Today is Equal Pay Day which marks the point in the year when women effectively stop being paid relative to men.

On average, women are paid 18.4 per cent less than men and Equal Pay Day is used by campaigners who claim women across the country are working for free from November 10 onwards due to the gender pay gap.

Women are being encouraged to put on their ‘Out of office’ to force corporations to make a change and pay equally to both men and women.

But what do you think? What about those who cannot afford not to work? If you are the only one providing for your family, is it realistic to take part?

The Fawcett Society is the UK’s leading charity campaigning for gender equality and women’s rights.

Essentially the day is a way for women to emphasise that if they are not being paid the same, then they shouldn’t be at work at all.

In 1970 the Equal Pay Act stated that it was a requirement for equal treatment of men and women in the same employment.

Yet, as it stands, on average a woman working full-time earns 85.9p for every £1 a man is paid.

“At current rates of progress, it will take 62 years to close it,” The Fawcett Society says of the pay gap.

How can you get involved?

The Fawcett Society has a number of groups all over London. The south London group in particular has been raising awareness within their community. See the website for more details at

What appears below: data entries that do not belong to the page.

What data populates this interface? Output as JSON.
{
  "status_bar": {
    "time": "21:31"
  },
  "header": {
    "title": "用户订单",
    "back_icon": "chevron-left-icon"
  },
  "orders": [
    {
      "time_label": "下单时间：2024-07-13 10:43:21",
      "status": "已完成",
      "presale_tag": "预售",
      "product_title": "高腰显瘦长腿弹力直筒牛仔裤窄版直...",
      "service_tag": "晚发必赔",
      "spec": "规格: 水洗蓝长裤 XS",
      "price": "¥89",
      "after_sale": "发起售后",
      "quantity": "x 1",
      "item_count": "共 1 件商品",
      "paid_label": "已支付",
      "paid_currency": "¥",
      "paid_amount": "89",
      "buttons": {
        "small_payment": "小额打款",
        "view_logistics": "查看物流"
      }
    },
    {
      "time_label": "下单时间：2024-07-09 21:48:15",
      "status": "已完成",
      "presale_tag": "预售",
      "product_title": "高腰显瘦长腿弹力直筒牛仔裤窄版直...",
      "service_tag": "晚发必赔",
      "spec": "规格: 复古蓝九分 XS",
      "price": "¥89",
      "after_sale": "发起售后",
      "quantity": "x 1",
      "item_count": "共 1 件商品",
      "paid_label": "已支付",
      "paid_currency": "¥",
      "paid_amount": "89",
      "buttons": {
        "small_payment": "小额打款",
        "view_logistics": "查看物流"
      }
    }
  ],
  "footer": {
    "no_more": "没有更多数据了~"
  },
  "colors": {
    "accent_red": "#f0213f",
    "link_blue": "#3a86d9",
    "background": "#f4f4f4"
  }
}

You can also join the Women’s Equality Organisation, which has groups over south London based in Bromley, Greenwich, Lewisham, Richmond and Wandsworth - see

Let me know what you think about this?